While Puppeteer is also developer-friendly and easy to set up, it's limited to JavaScript and Chromium browsers. Selenium, on the other hand, offers the broadest browser and language support, but it can be slower and less user-friendly.

In terms of speed, Puppeteer generally takes the lead, followed closely by Playwright (with Playwright even surpassing Puppeteer in some cases). Selenium lags in performance.

Let's examine the npm trends and popularity of these three libraries. The data suggests Playwright's adoption is growing among developers.

Libraries Full Comparison
Libraries Full Comparison

Let's take a look at the comparison table:

Parameter Playwright Puppeteer Selenium
Speed Fast Fast Slow
Documentation Excellent Excellent Fair
Developer Experience Best Good Fair
Language Support JavaScript, Python, C#, Java JavaScript Java, Python, C#, Ruby, JavaScript, Kotlin
By Microsoft Google Community and Sponsors
Community Small but active Large and active Large and active
Browser Support Chromium, Firefox, and WebKit Chromium Chrome, Firefox, IE, Edge, Opera, Safari

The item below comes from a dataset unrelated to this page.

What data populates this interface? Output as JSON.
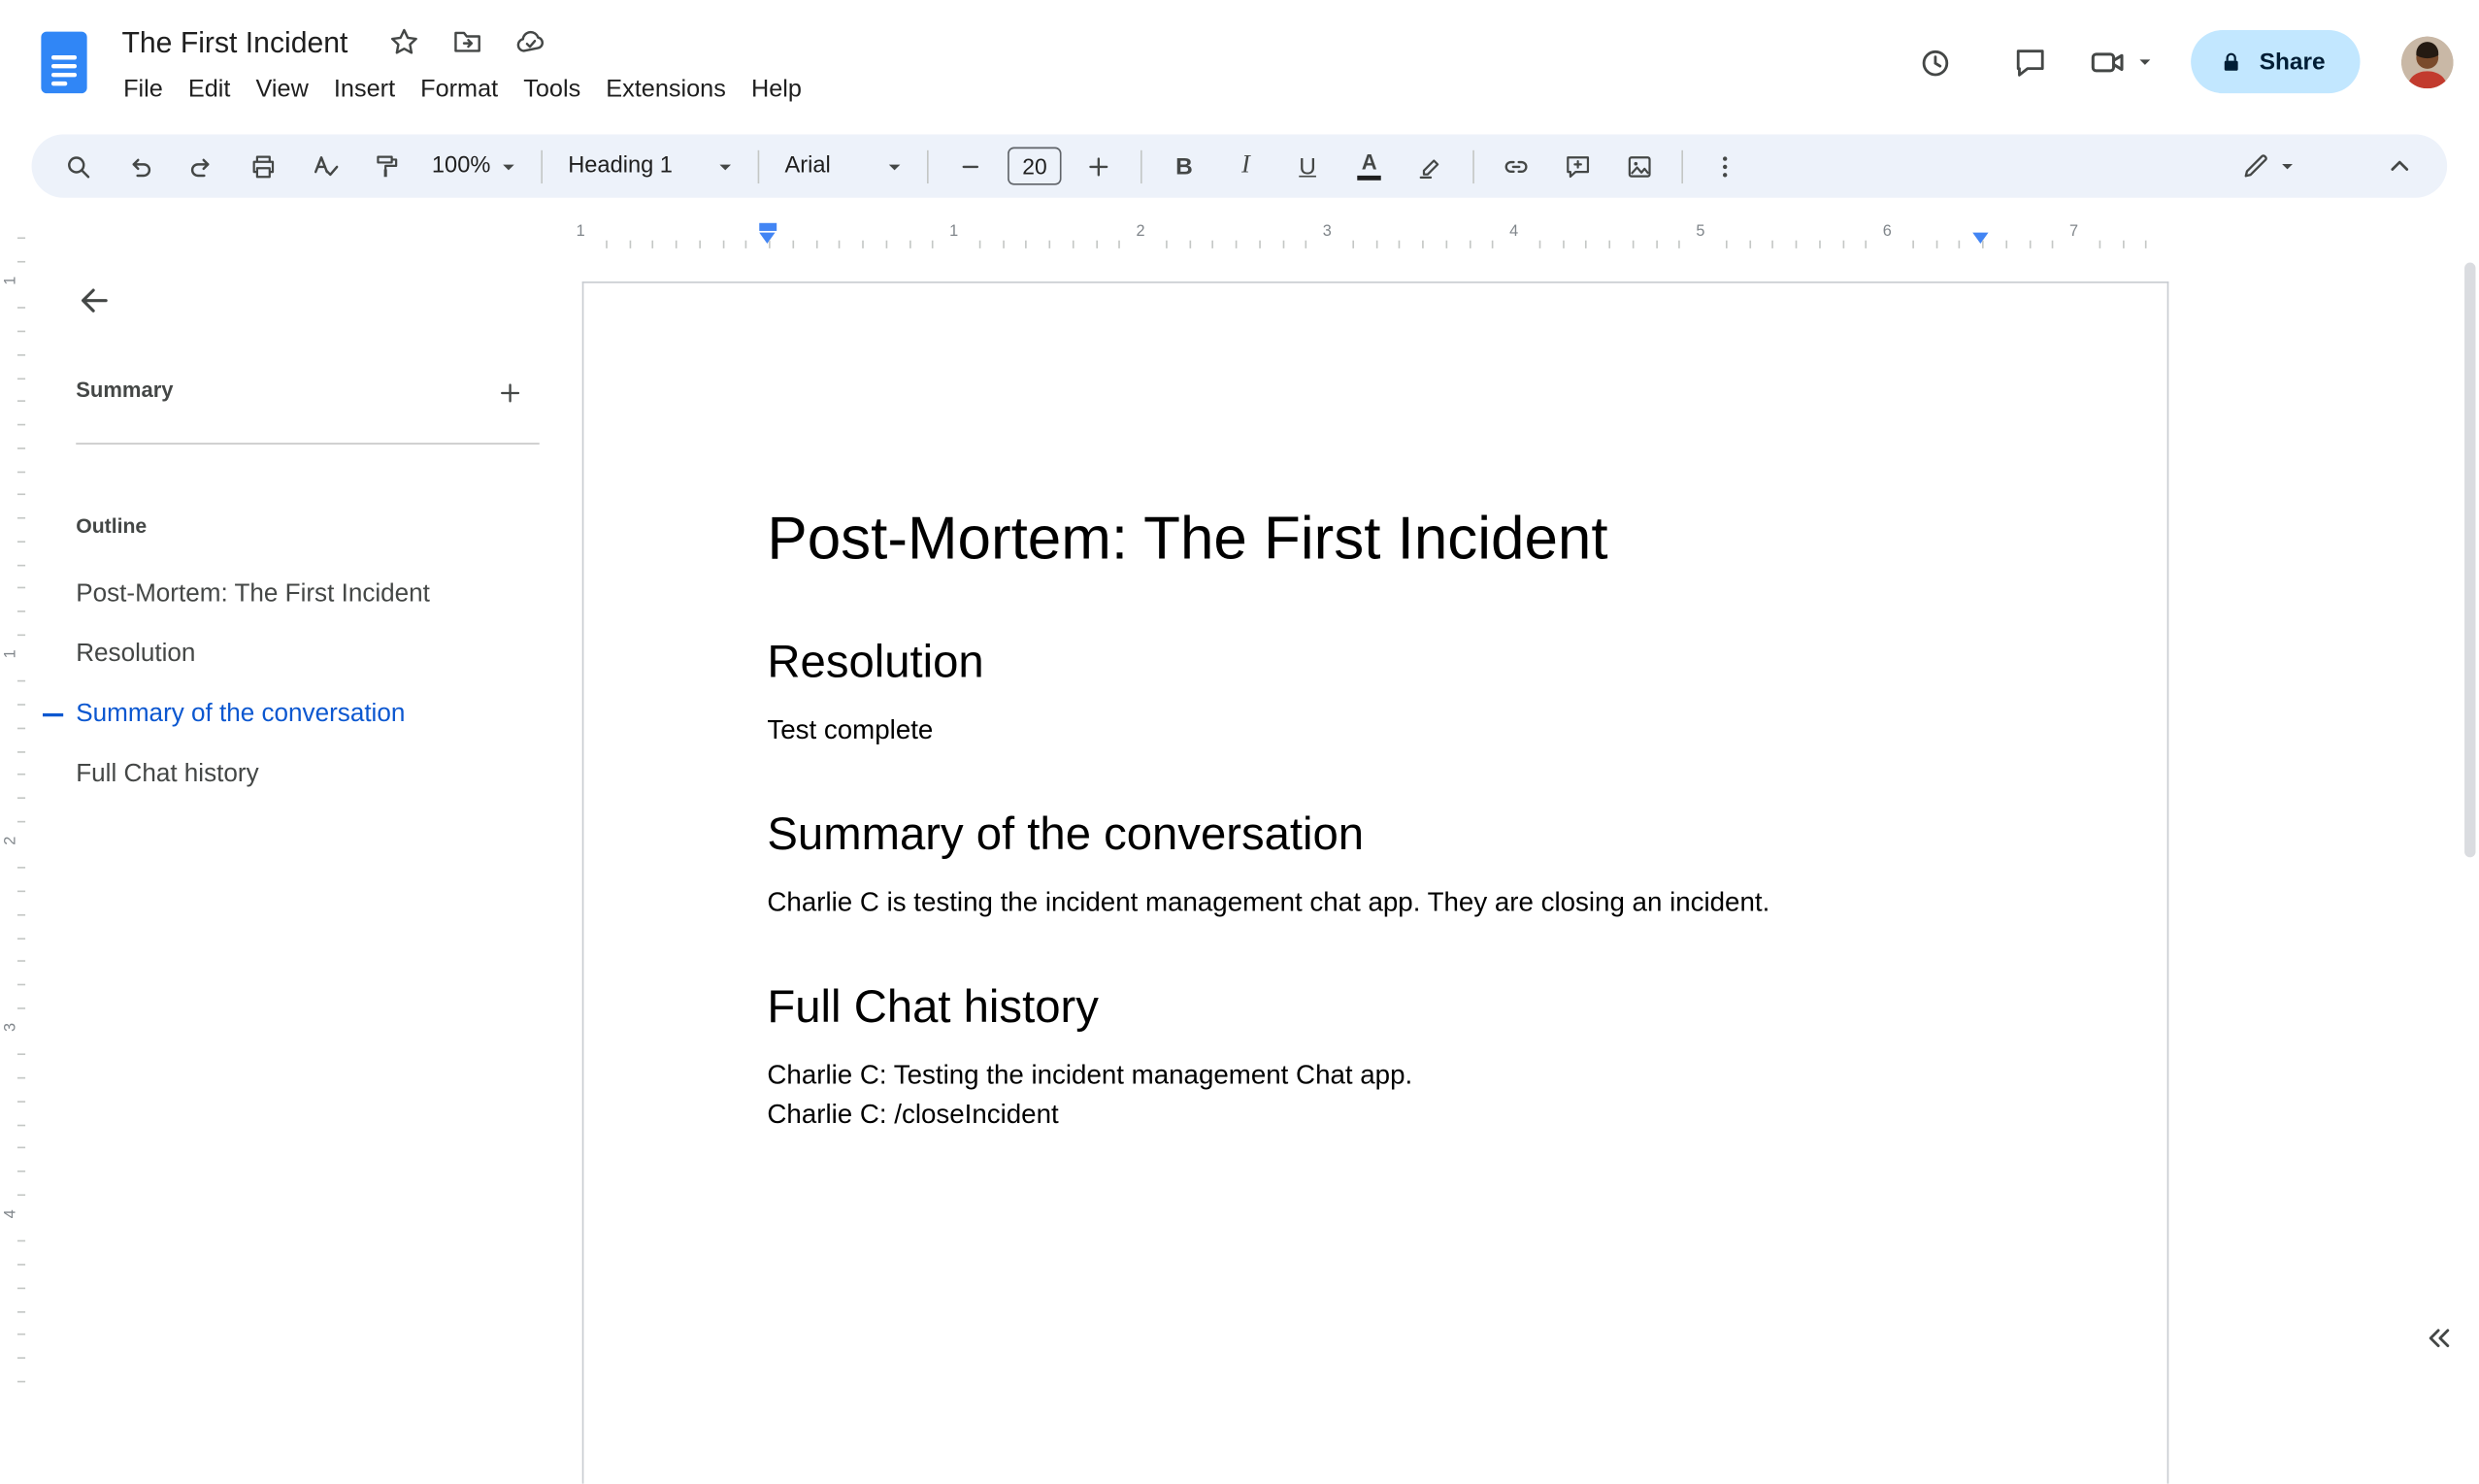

Conclusion

Playwright offers a powerful and versatile toolkit for web scraping tasks with excellent documentation and a growing community. By leveraging its capabilities, you can efficiently extract valuable data from websites, automate repetitive browser interactions, and streamline various workflows.

In this guide, we focused on the GitHub Topics page, where you can choose a topic (like nodejs) and specify the number of repositories to scrape. We covered how to handle errors and edge cases during scraping, using proxies to avoid detection, and comparing it with Selenium and Puppeteer.

As you gain experience, explore advanced techniques in detail like configuring proxies, intercepting requests, managing cookies, and blocking unnecessary resources and images. You can learn more about Playwright by visiting its official documentation, which is easy to understand and detailed.

Tired of getting blocked while scraping the web?

Try out Web Scraping API with proxy rotation, CAPTCHA bypass, and Javascript rendering.

  • 1,000 Free API Credits
  • No Credit Card Required
  • 30-Day Trial
Try now for free

Collect structured data without any coding!

Our no-code scrapers make it easy to extract data from popular websites with just a few clicks.

  • CSV, XLSX, and JSON Formats
  • No Coding or Software Required
  • Save Time and Effort
Scrape with No Code
Roman Milyushkevich
Roman Milyushkevich
Roman Milyushkevich’s profile

I'm a big believer in automation and anything that has the potential to save a human's time. Everyday I help companies extract data and make more informed business decisions for reach their goals.